UK markets open in 3 hours 11 minutes
  • NIKKEI 225

    27,771.28
    -6.62 (-0.02%)
     
  • HANG SENG

    19,320.62
    +645.27 (+3.46%)
     
  • CRUDE OIL

    80.58
    +0.60 (+0.75%)
     
  • GOLD FUTURES

    1,821.10
    +11.50 (+0.64%)
     
  • DOW

    34,429.88
    +34.88 (+0.10%)
     
  • BTC-GBP

    13,986.69
    +154.49 (+1.12%)
     
  • CMC Crypto 200

    409.13
    +7.71 (+1.92%)
     
  • ^IXIC

    11,461.50
    -20.90 (-0.18%)
     
  • ^FTAS

    4,138.81
    -2.23 (-0.05%)
     

New car market records third successive month of growth

The UK’s new car market has recorded a third successive month of growth.

Some 134,344 new cars were registered in October, up 26.4% compared with the same month last year, according to the Society of Motor Manufacturers and Traders (SMMT).

The SMMT attributed the increase to “strong order books” being partly fulfilled.

But it noted that October 2021 was “particularly disappointing”.

(PA Graphics)
(PA Graphics)

The total number of new cars registered so far this year is a third below pre-coronavirus levels.

SMMT chief executive Mike Hawes said: “A strong October is hugely welcome, albeit in comparison with a weak 2021, but it is still not enough to offset the damage done by the pandemic and subsequent supply shortages.

“Next year’s outlook shows recovery is possible and EV (electric vehicle) growth looks set to continue, but to achieve our shared net-zero goals, that growth must accelerate and consumers given every reason to invest.

“This means giving them the economic stability and confidence to make the switch, safe in the knowledge they will be able to charge – and charge affordably – when needed.

(PA Graphics)
(PA Graphics)

“The models are there, with more still to come; so must the public chargepoints.”

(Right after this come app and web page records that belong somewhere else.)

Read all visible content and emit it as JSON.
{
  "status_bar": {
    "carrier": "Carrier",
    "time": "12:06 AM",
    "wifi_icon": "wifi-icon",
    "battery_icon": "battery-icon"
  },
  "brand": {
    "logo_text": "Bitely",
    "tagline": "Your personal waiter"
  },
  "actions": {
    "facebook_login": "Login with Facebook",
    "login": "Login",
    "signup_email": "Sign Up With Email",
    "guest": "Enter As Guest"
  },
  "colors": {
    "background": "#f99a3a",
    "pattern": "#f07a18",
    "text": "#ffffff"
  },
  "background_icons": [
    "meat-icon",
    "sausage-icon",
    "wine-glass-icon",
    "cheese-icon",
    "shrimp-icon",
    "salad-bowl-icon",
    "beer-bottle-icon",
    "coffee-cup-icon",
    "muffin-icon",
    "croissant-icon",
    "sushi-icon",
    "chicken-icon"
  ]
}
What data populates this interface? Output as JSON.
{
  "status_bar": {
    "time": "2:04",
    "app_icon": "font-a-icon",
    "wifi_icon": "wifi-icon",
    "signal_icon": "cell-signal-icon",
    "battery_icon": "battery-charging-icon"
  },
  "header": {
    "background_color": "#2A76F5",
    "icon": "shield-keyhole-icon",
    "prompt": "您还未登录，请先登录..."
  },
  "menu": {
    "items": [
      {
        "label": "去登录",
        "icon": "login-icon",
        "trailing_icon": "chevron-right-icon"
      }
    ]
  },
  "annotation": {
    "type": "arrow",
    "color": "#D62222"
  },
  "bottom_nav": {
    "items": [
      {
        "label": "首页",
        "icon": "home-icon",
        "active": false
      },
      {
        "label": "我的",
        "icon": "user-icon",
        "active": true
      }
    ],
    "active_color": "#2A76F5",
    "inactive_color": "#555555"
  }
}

Registrations of pure battery electric new cars grew by less than the overall market for the first time since the pandemic, up 23.4%.

The year-on-year market share of the cars fell for the first time sine May last year, from 15.2% t0 14.8%.

The SMMT said this was “primarily attributable to supply challenges”.